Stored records
■ ■ ■ ■
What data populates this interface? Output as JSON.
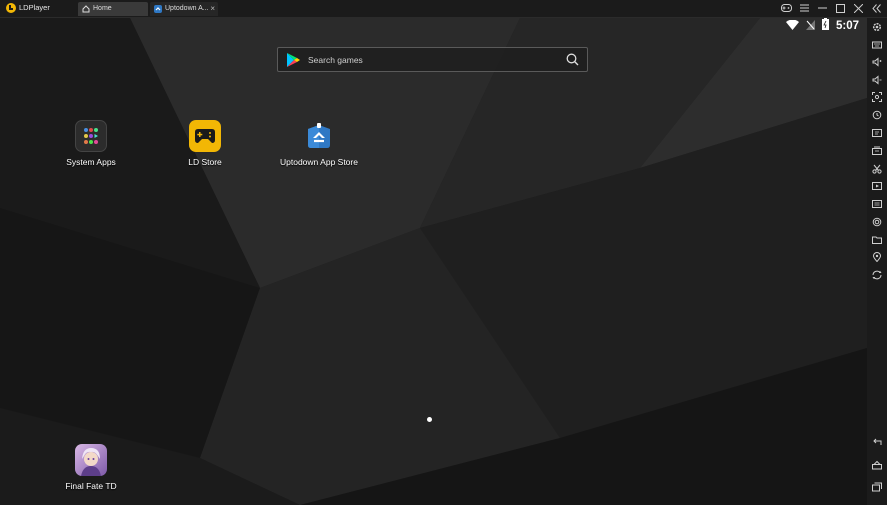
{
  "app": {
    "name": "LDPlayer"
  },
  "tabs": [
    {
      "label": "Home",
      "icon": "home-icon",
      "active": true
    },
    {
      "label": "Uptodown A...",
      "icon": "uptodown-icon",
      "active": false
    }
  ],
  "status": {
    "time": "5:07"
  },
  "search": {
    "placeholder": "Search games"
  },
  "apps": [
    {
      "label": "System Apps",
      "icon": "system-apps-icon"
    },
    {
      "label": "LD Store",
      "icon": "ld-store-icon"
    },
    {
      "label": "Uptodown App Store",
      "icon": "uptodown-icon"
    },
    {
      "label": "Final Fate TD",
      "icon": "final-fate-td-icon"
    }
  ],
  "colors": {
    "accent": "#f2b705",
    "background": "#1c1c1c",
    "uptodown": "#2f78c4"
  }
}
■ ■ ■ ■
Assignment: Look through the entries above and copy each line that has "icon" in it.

The answer:
      "icon": "home-icon",
      "icon": "uptodown-icon",
      "icon": "system-apps-icon"
      "icon": "ld-store-icon"
      "icon": "uptodown-icon"
      "icon": "final-fate-td-icon"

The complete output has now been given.